The leaders of more than 40 countries emerged from two days of talks pledging to comprehensively reshape the worlds financial system, and that concrete steps would be taken at an emergency meeting in
The bold statements from the Asia-Europe Meeting (ASEM) appeared to be a victory for French President Nicolas Sarkozy, who made it clear his main goal in
Sarkozy is looking to completely reshape the global economic structure to replace the Bretton Woods system that has governed international finance since the end of World War II, with the
"The fact that so quickly all the Asian leaders agreed on the principles that we brought to this meeting is a good demonstration of the possibility of reaching a consensus," European Commission chief Jose Manuel Barroso told AFP.
But the statements that emerged out of the ASEM forum appeared to be more a show of unity to a frightened public as the global financial crisis deepens, with no actual firm plans presented, according to some economists and analysts.
"My impression is that there are a lot of warm words but there doesn’t seem to have been much move towards any firm coordinated action," said Mark Williams, a London-based economist with Capital Economics research consultancy.
"I’m skeptical as to whether anything more will emerge in
While Sarkozy and many in
"As we focus on responses to our short-term challenges, our nations must also recommit to the fundamentals of long-term economic growth -- free markets, free enterprise and free trade," Bush said on Saturday.
A joint statement from the ASEM summit appeared to show that Asian leaders had begun to lean towards Sarkozy in this debate.

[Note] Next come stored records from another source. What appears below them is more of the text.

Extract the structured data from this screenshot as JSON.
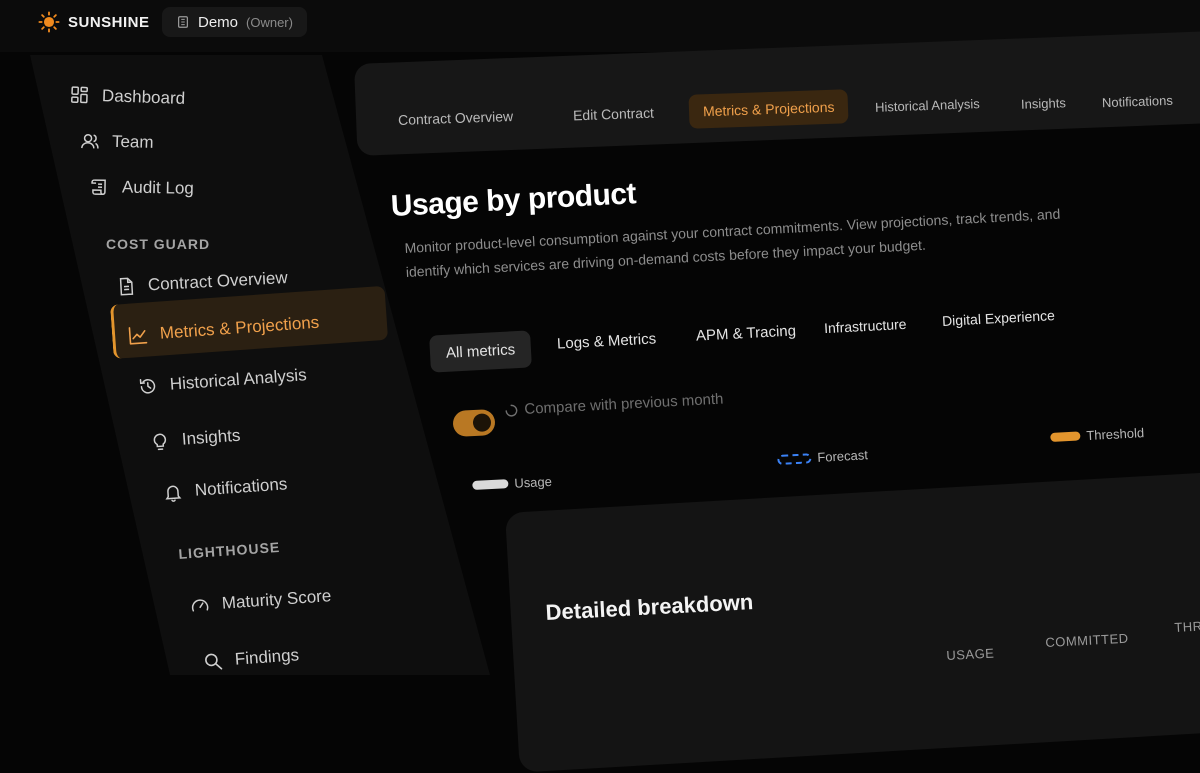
{
  "brand": {
    "name": "SUNSHINE"
  },
  "workspace": {
    "name": "Demo",
    "role": "(Owner)"
  },
  "sidebar": {
    "items": [
      {
        "label": "Dashboard",
        "icon": "grid-icon"
      },
      {
        "label": "Team",
        "icon": "users-icon"
      },
      {
        "label": "Audit Log",
        "icon": "scroll-icon"
      }
    ],
    "sections": [
      {
        "title": "COST GUARD",
        "items": [
          {
            "label": "Contract Overview",
            "icon": "document-icon"
          },
          {
            "label": "Metrics & Projections",
            "icon": "chart-line-icon",
            "active": true
          },
          {
            "label": "Historical Analysis",
            "icon": "history-icon"
          },
          {
            "label": "Insights",
            "icon": "lightbulb-icon"
          },
          {
            "label": "Notifications",
            "icon": "bell-icon"
          }
        ]
      },
      {
        "title": "LIGHTHOUSE",
        "items": [
          {
            "label": "Maturity Score",
            "icon": "gauge-icon"
          },
          {
            "label": "Findings",
            "icon": "search-icon"
          }
        ]
      }
    ]
  },
  "tabs": [
    {
      "label": "Contract Overview"
    },
    {
      "label": "Edit Contract"
    },
    {
      "label": "Metrics & Projections",
      "active": true
    },
    {
      "label": "Historical Analysis"
    },
    {
      "label": "Insights"
    },
    {
      "label": "Notifications"
    }
  ],
  "main": {
    "title": "Usage by product",
    "description": "Monitor product-level consumption against your contract commitments. View projections, track trends, and identify which services are driving on-demand costs before they impact your budget.",
    "filters": [
      {
        "label": "All metrics",
        "active": true
      },
      {
        "label": "Logs & Metrics"
      },
      {
        "label": "APM & Tracing"
      },
      {
        "label": "Infrastructure"
      },
      {
        "label": "Digital Experience"
      }
    ],
    "compare_toggle": {
      "label": "Compare with previous month",
      "on": true
    },
    "legend": {
      "usage": "Usage",
      "forecast": "Forecast",
      "threshold": "Threshold"
    },
    "breakdown": {
      "title": "Detailed breakdown",
      "columns": [
        "USAGE",
        "COMMITTED",
        "THRE"
      ]
    }
  },
  "colors": {
    "accent": "#e3952d",
    "forecast": "#3b82f6",
    "usage": "#d9d9d9",
    "background": "#050505"
  }
}
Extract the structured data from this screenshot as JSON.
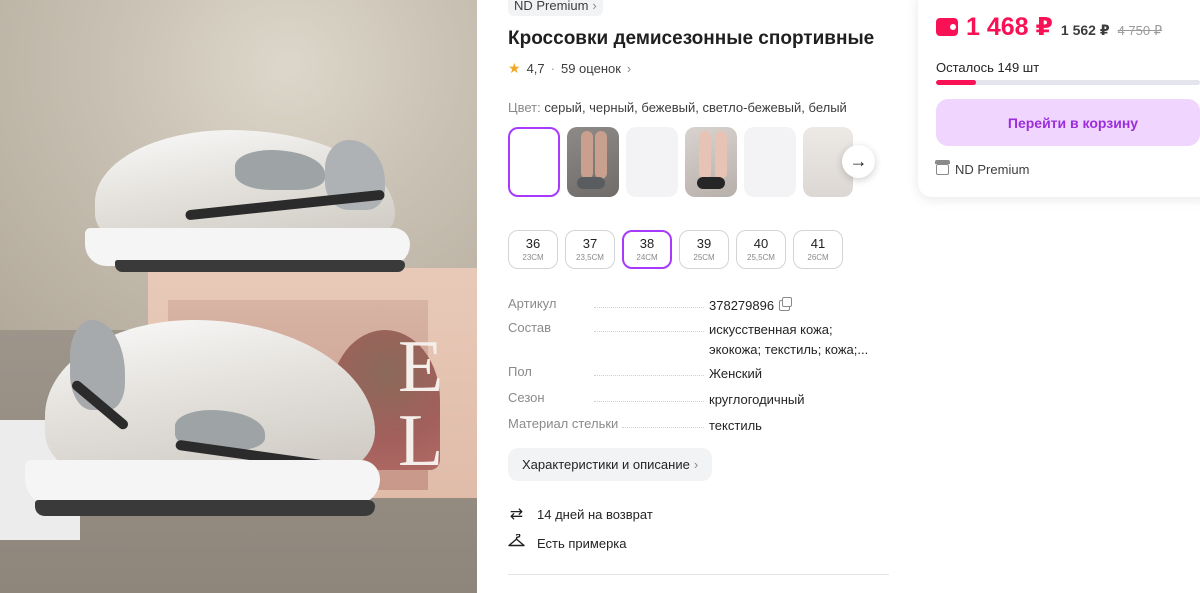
{
  "product": {
    "brand": "ND Premium",
    "title": "Кроссовки демисезонные спортивные",
    "rating": "4,7",
    "reviews": "59 оценок"
  },
  "color": {
    "label": "Цвет:",
    "value": "серый, черный, бежевый, светло-бежевый, белый"
  },
  "sizes": [
    {
      "size": "36",
      "cm": "23СМ",
      "selected": false
    },
    {
      "size": "37",
      "cm": "23,5СМ",
      "selected": false
    },
    {
      "size": "38",
      "cm": "24СМ",
      "selected": true
    },
    {
      "size": "39",
      "cm": "25СМ",
      "selected": false
    },
    {
      "size": "40",
      "cm": "25,5СМ",
      "selected": false
    },
    {
      "size": "41",
      "cm": "26СМ",
      "selected": false
    }
  ],
  "specs": [
    {
      "key": "Артикул",
      "value": "378279896"
    },
    {
      "key": "Состав",
      "value": "искусственная кожа; экокожа; текстиль; кожа;..."
    },
    {
      "key": "Пол",
      "value": "Женский"
    },
    {
      "key": "Сезон",
      "value": "круглогодичный"
    },
    {
      "key": "Материал стельки",
      "value": "текстиль"
    }
  ],
  "characteristics_button": "Характеристики и описание",
  "features": [
    {
      "icon": "return-icon",
      "text": "14 дней на возврат"
    },
    {
      "icon": "hanger-icon",
      "text": "Есть примерка"
    }
  ],
  "buy": {
    "price": "1 468 ₽",
    "price_no_wallet": "1 562 ₽",
    "price_old": "4 750 ₽",
    "stock": "Осталось 149 шт",
    "stock_fraction": 0.15,
    "cart_button": "Перейти в корзину",
    "seller": "ND Premium"
  },
  "colors": {
    "accent": "#a73afd",
    "price": "#f91155",
    "cart_bg": "#f0d6ff",
    "cart_text": "#9b2ddb"
  }
}
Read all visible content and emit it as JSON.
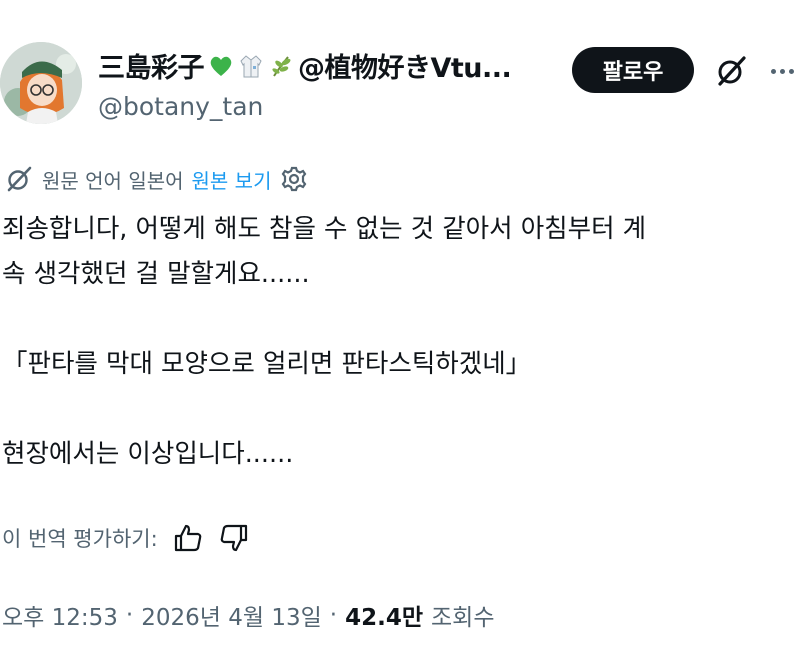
{
  "author": {
    "display_name": "三島彩子",
    "name_suffix": "@植物好きVtu...",
    "handle": "@botany_tan",
    "badges": [
      "green-heart-icon",
      "lab-coat-icon",
      "sprout-icon"
    ]
  },
  "actions": {
    "follow_label": "팔로우",
    "grok_icon": "grok-icon",
    "more_icon": "more-icon"
  },
  "translation": {
    "source_label": "원문 언어 일본어",
    "view_original_label": "원본 보기"
  },
  "tweet": {
    "lines": [
      "죄송합니다, 어떻게 해도 참을 수 없는 것 같아서 아침부터 계",
      "속 생각했던 걸 말할게요......",
      "「판타를 막대 모양으로 얼리면 판타스틱하겠네」",
      "현장에서는 이상입니다......"
    ]
  },
  "rating": {
    "label": "이 번역 평가하기:"
  },
  "meta": {
    "time": "오후 12:53",
    "date": "2026년 4월 13일",
    "views_count": "42.4만",
    "views_label": "조회수",
    "separator": "·"
  },
  "colors": {
    "text": "#0f1419",
    "secondary": "#536471",
    "link": "#1d9bf0",
    "follow_bg": "#0f1419",
    "heart": "#3cb34a"
  }
}
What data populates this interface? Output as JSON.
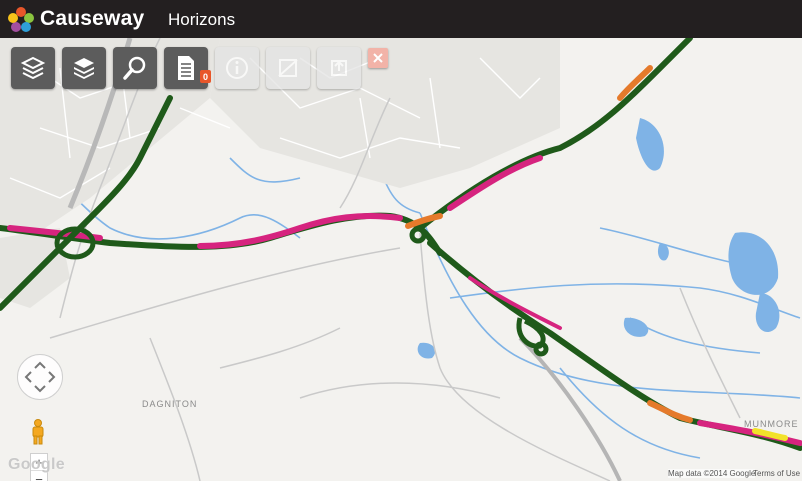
{
  "header": {
    "brand_name": "Causeway",
    "brand_sub": "Horizons",
    "logo_colors": [
      "#e8562a",
      "#8bc43f",
      "#2f9fd8",
      "#a34fa0",
      "#f7c21a"
    ]
  },
  "toolbar": {
    "tools": [
      {
        "name": "layers-icon",
        "state": "enabled"
      },
      {
        "name": "layers-stack-icon",
        "state": "enabled"
      },
      {
        "name": "search-icon",
        "state": "enabled"
      },
      {
        "name": "document-icon",
        "state": "enabled",
        "badge": "0"
      },
      {
        "name": "info-icon",
        "state": "disabled"
      },
      {
        "name": "measure-icon",
        "state": "disabled"
      },
      {
        "name": "export-icon",
        "state": "disabled"
      },
      {
        "name": "close-icon",
        "state": "disabled"
      }
    ]
  },
  "map": {
    "place_labels": [
      "DAGNITON",
      "MUNMORE"
    ],
    "provider_logo": "Google",
    "attribution": "Map data ©2014 Google",
    "terms": "Terms of Use",
    "zoom_in": "+",
    "zoom_out": "−",
    "route_colors": {
      "good": "#1f5a1a",
      "warning": "#d6247f",
      "moderate": "#e57a2b",
      "minor": "#f2e22a"
    }
  }
}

"Leaders pledged to undertake effective and comprehensive reform of the international monetary and financial systems," the statement said.
Chinese Prime Minister Wen Jiabao also said he wanted to see much greater regulation of the financial system.
But Michael Pettis, an American finance professor at
"I don’t think that any powerful country would be very eager to give up sovereignty to any supranational bodies," Pettis said.
And while Wen called for greater regulatory oversight of the financial system, Pettis pointed out that
Joseph Cheng, political professor at the City University of Hong Kong, said Asian nations may have pledged quick and major reforms of the financial system, but that did not mean they would all lobby the same way in
"We cant ask too much," he said when giving his assessment of the promised quick and major action in